The January effect, which is a tax evasion strategy by retail and institutional investors who deliberately realise losses and buying them back like no change has happened in their portfolio.
Of course, January effect takes place at the first week, prolonging a 5 consecutive days of dip. This is a real world phenomena observed over the years where traders and investors sell a losing position and buying them at the low in order to evade tax. The tax laws for stock market investors allows losses to be subtracted from the amount of payable tax similar to the deferred tax asset for a firm. January effect on Small cap stocks tend to produce higher return at the first 5 days than the rest of the year.
Since a loss is booked repurchasing them at the current price will make no difference, no money is lost and the demat has the same quantity of shares. In actual happening, what we neglect is the price change between selling and purchasing date. This might show variations, but altogether the market falls establishing a high possibility of repurchasing lower than the selling price. After the first week of January, everything returns to normal, the price takes a dive.
The graph explains the returns on the month of January to the rest of the months in the same year. The returns from the dip to the normal level is astonishingly high for the small cap stocks (small) and decreases as the market cap increases (Big).
- Turn off the month effect
- Turn off the week effect
- The Weekend effect
- Holiday effect
If someone reading here is dubious about these phenomena, the effects are absolutely noticeable on every ending period of a week, a month, and a year.

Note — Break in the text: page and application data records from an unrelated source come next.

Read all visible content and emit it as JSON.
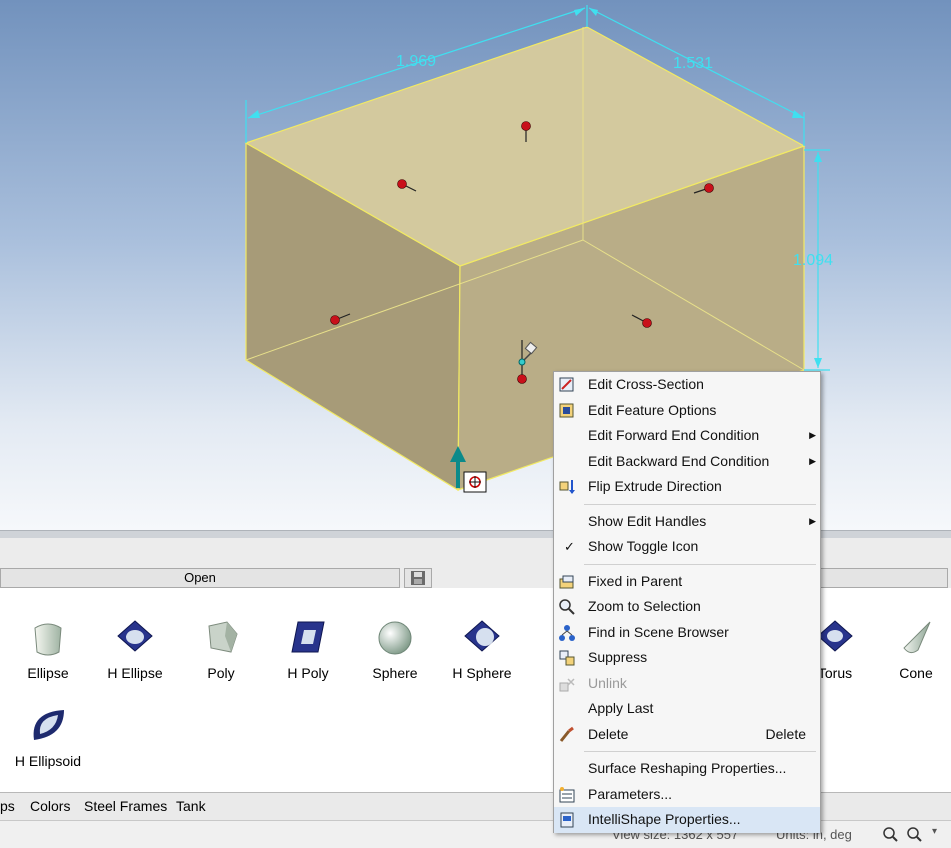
{
  "viewport": {
    "dimensions": {
      "width_label": "1.969",
      "depth_label": "1.531",
      "height_label": "1.094"
    }
  },
  "catalog_tabs": {
    "open_label": "Open"
  },
  "catalog": {
    "items": [
      {
        "label": "Ellipse",
        "icon": "ellipse-shape-icon"
      },
      {
        "label": "H Ellipse",
        "icon": "h-ellipse-shape-icon"
      },
      {
        "label": "Poly",
        "icon": "poly-shape-icon"
      },
      {
        "label": "H Poly",
        "icon": "h-poly-shape-icon"
      },
      {
        "label": "Sphere",
        "icon": "sphere-shape-icon"
      },
      {
        "label": "H Sphere",
        "icon": "h-sphere-shape-icon"
      },
      {
        "label": "Torus",
        "icon": "torus-shape-icon"
      },
      {
        "label": "Cone",
        "icon": "cone-shape-icon"
      },
      {
        "label": "H Ellipsoid",
        "icon": "h-ellipsoid-shape-icon"
      }
    ]
  },
  "bottom_tabs": [
    "ps",
    "Colors",
    "Steel Frames",
    "Tank"
  ],
  "status": {
    "view_size": "View size: 1362 x 557",
    "units": "Units: in, deg"
  },
  "context_menu": {
    "items": [
      {
        "label": "Edit Cross-Section",
        "icon": "cross-section-icon"
      },
      {
        "label": "Edit Feature Options",
        "icon": "feature-options-icon"
      },
      {
        "label": "Edit Forward End Condition",
        "submenu": true
      },
      {
        "label": "Edit Backward End Condition",
        "submenu": true
      },
      {
        "label": "Flip Extrude Direction",
        "icon": "flip-direction-icon"
      },
      {
        "label": "Show Edit Handles",
        "submenu": true
      },
      {
        "label": "Show Toggle Icon",
        "checked": true
      },
      {
        "label": "Fixed in Parent",
        "icon": "fixed-parent-icon"
      },
      {
        "label": "Zoom to Selection",
        "icon": "zoom-selection-icon"
      },
      {
        "label": "Find in Scene Browser",
        "icon": "scene-browser-icon"
      },
      {
        "label": "Suppress",
        "icon": "suppress-icon"
      },
      {
        "label": "Unlink",
        "icon": "unlink-icon",
        "disabled": true
      },
      {
        "label": "Apply Last"
      },
      {
        "label": "Delete",
        "icon": "delete-brush-icon",
        "shortcut": "Delete"
      },
      {
        "label": "Surface Reshaping Properties..."
      },
      {
        "label": "Parameters...",
        "icon": "parameters-icon"
      },
      {
        "label": "IntelliShape Properties...",
        "icon": "intellishape-properties-icon",
        "hover": true
      }
    ]
  }
}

Not a conviction, professionals have observed this for years and believe them with solid grounds and they do repeat every year.